Why write fairy tale retellings?
Updated: May 3, 2021
“Why write fairy tale retellings? That’s what like most indie authors do.”
It’s a question and accompanying statement that most authors of fairytale retellings have received at some point. If you ignore the snide tone it’s usually uttered with, it’s not a bad question – why write something that’s already been done? Why do something that others have done already?
The simple answer is because it hasn’t been done your way. Because others have climbed Mount Everest, despite the treks countless others have made before them, and you desire to chart your own path, a different one.
I have made no secret of my unequivocal love for Disney’s “Beauty and the Beast” – both the original and the remake. I am also a great fan of the source material, as it is one of the few stories where the heroine saves the prince. But although I adore the love/hate relationship between Belle and the Beast (it is so compelling to watch!) it still never sat well with me that she was imprisoned by him – not the best way to start an epic romance. And with every retelling I have ever read/watched, this beginning is a staple of the story. How else is it to begin?
For “The Rose and the Thorn”, my retelling actually span from a dream I had of a girl in a field of flowers, only to have them suddenly turn to dust around her. It harkened back to the tales of the fairies, to legends of illusion and trickery. What if, I asked myself, Beauty was not imprisoned by the Beast, but by magic? What if they were both prisoners, and therefore equals from the start?

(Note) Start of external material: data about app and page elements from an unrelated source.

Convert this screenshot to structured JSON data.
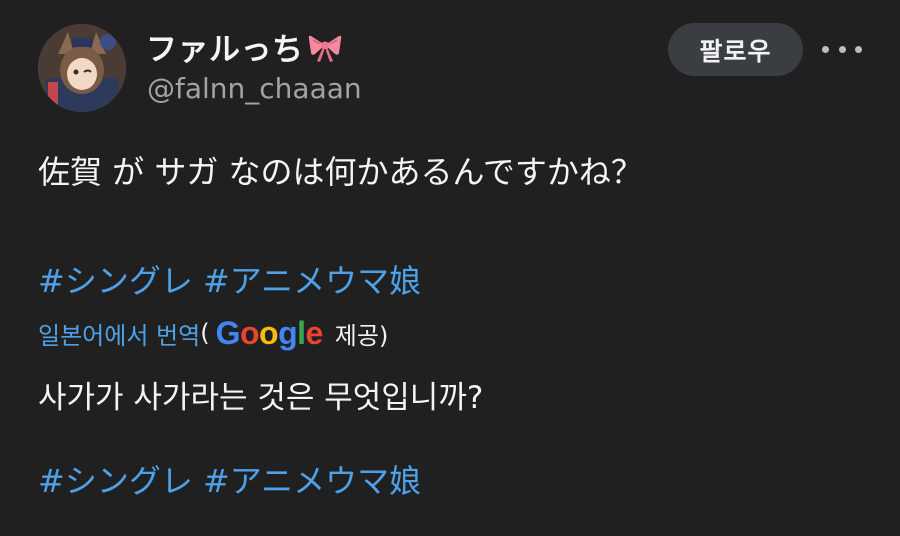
{
  "user": {
    "display_name": "ファルっち",
    "handle": "@falnn_chaaan",
    "avatar_icon": "avatar-image"
  },
  "header": {
    "follow_label": "팔로우",
    "more_icon": "more-horizontal-icon"
  },
  "tweet": {
    "text": "佐賀 が サガ なのは何かあるんですかね？",
    "hashtags": "#シングレ #アニメウマ娘"
  },
  "translation": {
    "link_label": "일본어에서 번역",
    "open_paren": "(",
    "google_logo": "Google",
    "provider_suffix": "제공)",
    "translated_text": "사가가 사가라는 것은 무엇입니까?",
    "hashtags": "#シングレ #アニメウマ娘"
  },
  "colors": {
    "background": "#202020",
    "link": "#4ea1e8",
    "follow_button_bg": "#3a3d42",
    "secondary_text": "#a3a3a3"
  }
}
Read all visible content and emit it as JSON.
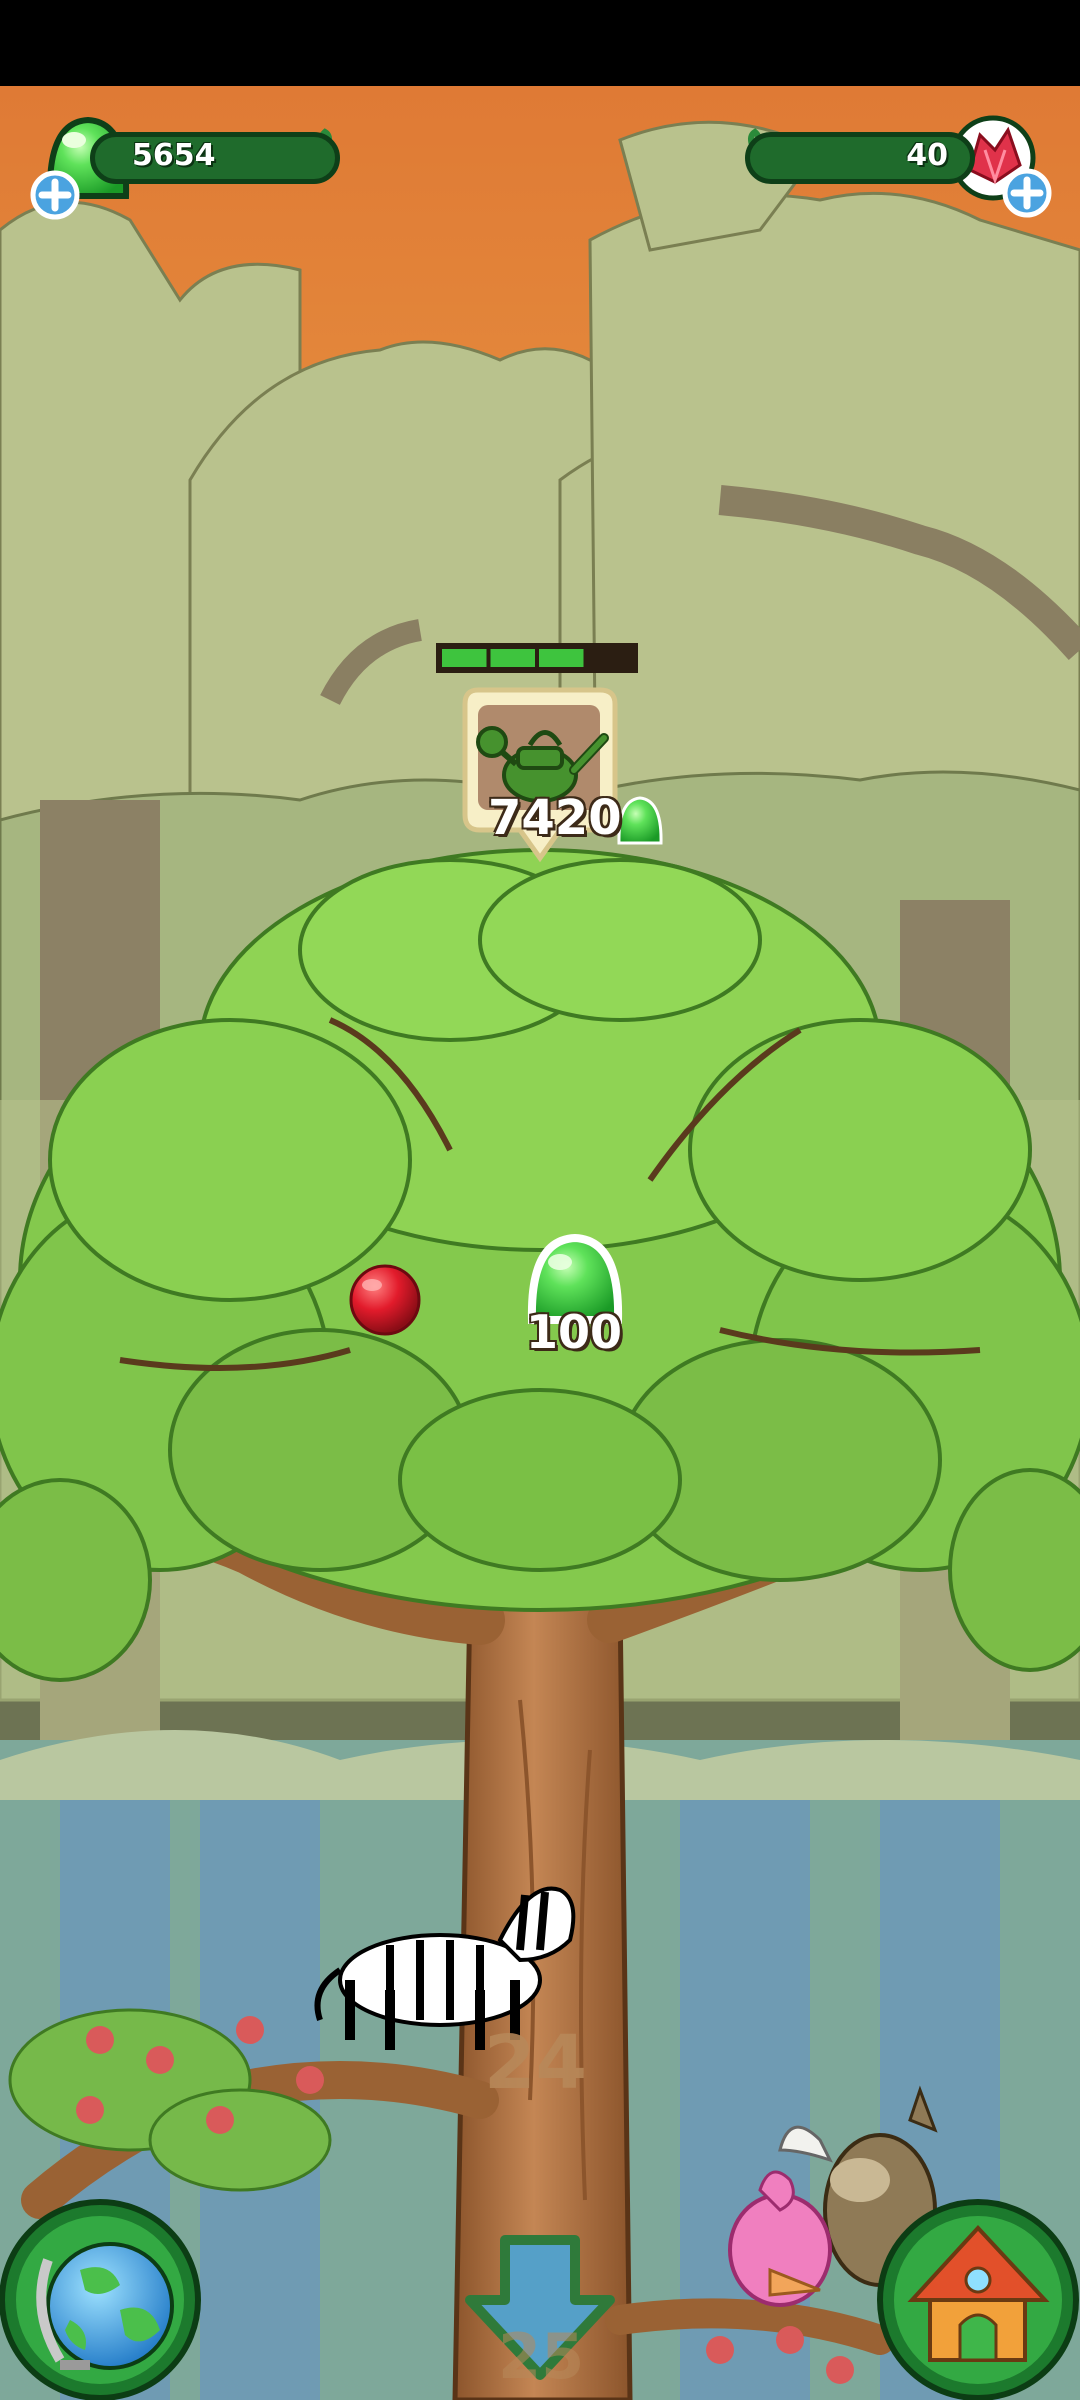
{
  "hud": {
    "drops": {
      "value": "5654",
      "icon": "green-drop-icon",
      "add_icon": "plus-icon"
    },
    "gems": {
      "value": "40",
      "icon": "red-gem-icon",
      "add_icon": "plus-icon"
    }
  },
  "upgrade": {
    "icon": "watering-can-icon",
    "cost": "7420",
    "currency_icon": "green-drop-icon",
    "progress_segments_filled": 3,
    "progress_segments_total": 4
  },
  "tree": {
    "drop_bubble_value": "100",
    "fruit_icon": "red-apple-icon",
    "level_current": "24",
    "level_next": "25"
  },
  "buttons": {
    "world": "globe-icon",
    "scroll_down": "down-arrow-icon",
    "home": "house-icon"
  },
  "colors": {
    "sky": "#e68a3f",
    "leaf": "#7cc44a",
    "trunk": "#b07344",
    "hud_green": "#1f6b2c",
    "drop_green": "#4bd14b",
    "gem_red": "#e0324a"
  }
}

I wanted a slow-burn. Too many retellings were still too swift in the romance department, had a Beauty able to shelve any worries after a few nice words were cast in her direction. I wanted a Beauty who loved her Beast irrevocably, and who we truly believed she loved, but was unable to admit it because he was still a beast and therefore any physical relationship was impossible and doomed to make them miserable. I added an extra layer to my Beauty as well, as grief at her mother’s death has rendered her afraid of love itself. I wanted this to be a relationship of equals, a meeting of minds, and I absolutely had to give Rose agency in her own story, something denied to so many heroines in fairy tales.
Aside from this unwavering desire, there can also be a selfish one; I sell far more copies of my Beauty and the Beast retelling than I do of my more original “Phoenix Project” series. Fairy tales appeal to the child in us, but retellings are often written for the more adult. I initially wrote “The Rose and the Thorn” thinking it was a YA story, but aside from the age of the central character and the fairly mild language and sexual content, there isn’t really anything that makes it a younger person’s read. I didn’t dumb down the language and I have no plans to with my future retellings.
People know that they’re getting with a fairy tale retelling. They don’t have to trust a new author knows what they’re doing with the structure – it’s already there. They’re almost guaranteed a happy-ever-after. People often like at least some level of predictability; it’s safe and comforting and there’s absolutely nothing wrong with that.
So I will be working my way through other famous tales. My staples are fierce heroines, girls with agency and desires outside of romance, supportive love interests devoid of any type of toxic masculinity, great family relationships/relationships outside of romantic entanglements, and absolutely no "instalove". I want to make people believe in the love between the two characters, to add layers and depth to the delicious paper-thin stories of our youth. I want to make people believe in true love, not because they are told to, but because they can see it blossoming before their eyes.
And I wish absolutely everyone else success in their endeavours rewriting these beautiful tales, because I for one will never stop reading them.